| Goal of the exercise |
Where does the word "placeholder" appear in the entries below? Copy each line that holds it.

□ □ □ □

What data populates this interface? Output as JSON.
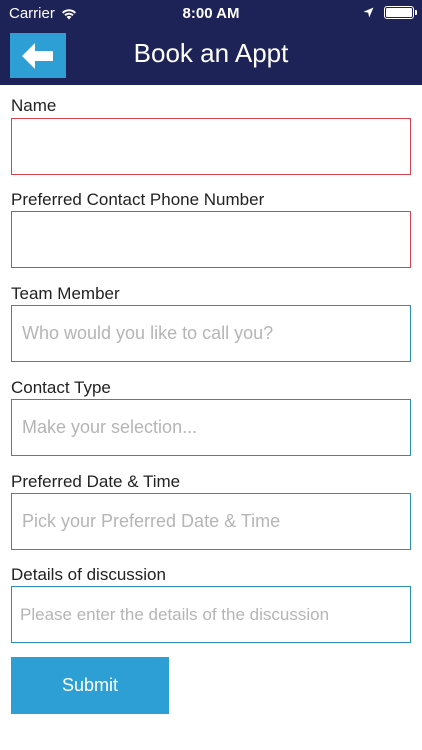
{
  "status_bar": {
    "carrier": "Carrier",
    "time": "8:00 AM"
  },
  "header": {
    "title": "Book an Appt",
    "back_icon": "arrow-left-icon"
  },
  "form": {
    "name": {
      "label": "Name",
      "value": "",
      "placeholder": ""
    },
    "phone": {
      "label": "Preferred Contact Phone Number",
      "value": "",
      "placeholder": ""
    },
    "team_member": {
      "label": "Team Member",
      "placeholder": "Who would you like to call you?"
    },
    "contact_type": {
      "label": "Contact Type",
      "placeholder": "Make your selection..."
    },
    "date_time": {
      "label": "Preferred Date & Time",
      "placeholder": "Pick your Preferred Date & Time"
    },
    "details": {
      "label": "Details of discussion",
      "placeholder": "Please enter the details of the discussion"
    },
    "submit_label": "Submit"
  },
  "colors": {
    "header_bg": "#1d2357",
    "accent": "#2d9fd4",
    "field_border": "#2b8fb2",
    "invalid_border": "#d9434f"
  }
}
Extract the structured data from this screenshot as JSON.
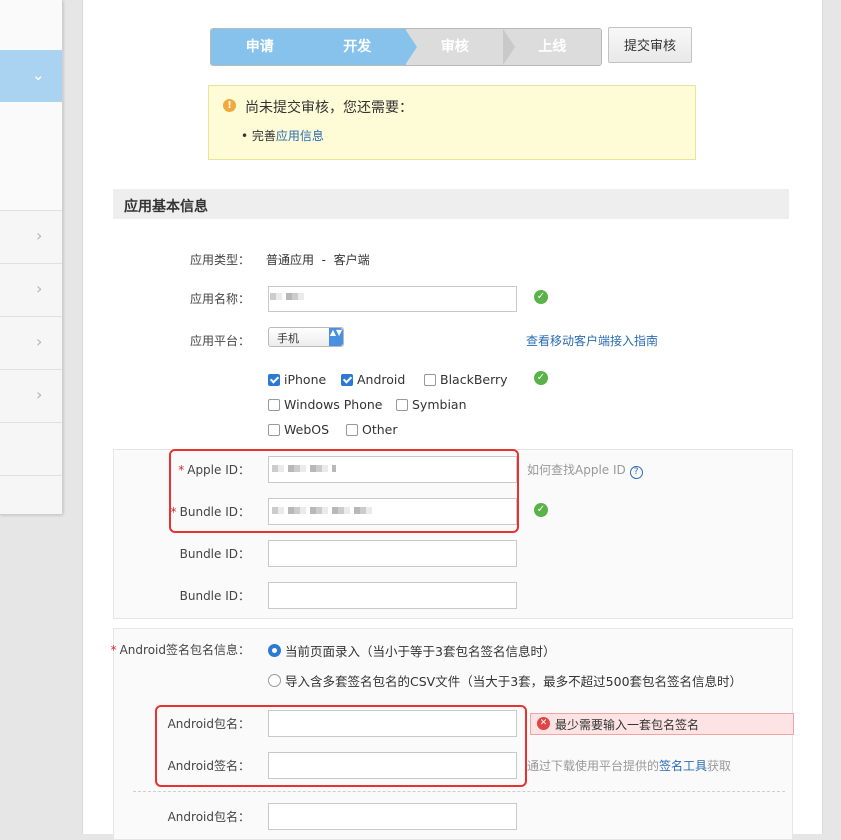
{
  "steps": [
    "申请",
    "开发",
    "审核",
    "上线"
  ],
  "submit_label": "提交审核",
  "notice": {
    "message": "尚未提交审核，您还需要：",
    "bullet": "•",
    "item_prefix": "完善",
    "item_link": "应用信息"
  },
  "section_title": "应用基本信息",
  "app_type": {
    "label": "应用类型：",
    "value": "普通应用  -  客户端"
  },
  "app_name": {
    "label": "应用名称：",
    "value": ""
  },
  "app_platform": {
    "label": "应用平台：",
    "select_value": "手机",
    "guide_link": "查看移动客户端接入指南"
  },
  "platforms": [
    {
      "name": "iPhone",
      "checked": true
    },
    {
      "name": "Android",
      "checked": true
    },
    {
      "name": "BlackBerry",
      "checked": false
    },
    {
      "name": "Windows Phone",
      "checked": false
    },
    {
      "name": "Symbian",
      "checked": false
    },
    {
      "name": "WebOS",
      "checked": false
    },
    {
      "name": "Other",
      "checked": false
    }
  ],
  "ios": {
    "apple_id_label": "Apple ID：",
    "bundle_id_label": "Bundle ID：",
    "apple_help": "如何查找Apple ID",
    "help_icon": "?"
  },
  "android": {
    "sig_label": "Android签名包名信息：",
    "radio1": "当前页面录入（当小于等于3套包名签名信息时）",
    "radio2": "导入含多套签名包名的CSV文件（当大于3套，最多不超过500套包名签名信息时）",
    "pkg_label": "Android包名：",
    "sign_label": "Android签名：",
    "error": "最少需要输入一套包名签名",
    "hint_prefix": "通过下载使用平台提供的",
    "hint_link": "签名工具",
    "hint_suffix": "获取"
  },
  "required_mark": "*",
  "icons": {
    "warning": "!",
    "ok": "✓",
    "error": "✕",
    "chevron_down": "⌄",
    "chevron_right": "›",
    "select_arrows": "▲▼"
  },
  "colors": {
    "step_done": "#86c2ec",
    "step_todo": "#dcdcdc",
    "link": "#2a6cb3",
    "ok": "#59b24a",
    "error": "#e04444",
    "highlight": "#e8322f"
  }
}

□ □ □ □

| Result of the exercise |
      "placeholder": ""
      "placeholder": ""
      "placeholder": "Who would you like to call you?"
      "placeholder": "Make your selection..."
      "placeholder": "Pick your Preferred Date & Time"
      "placeholder": "Please enter the details of the discussion"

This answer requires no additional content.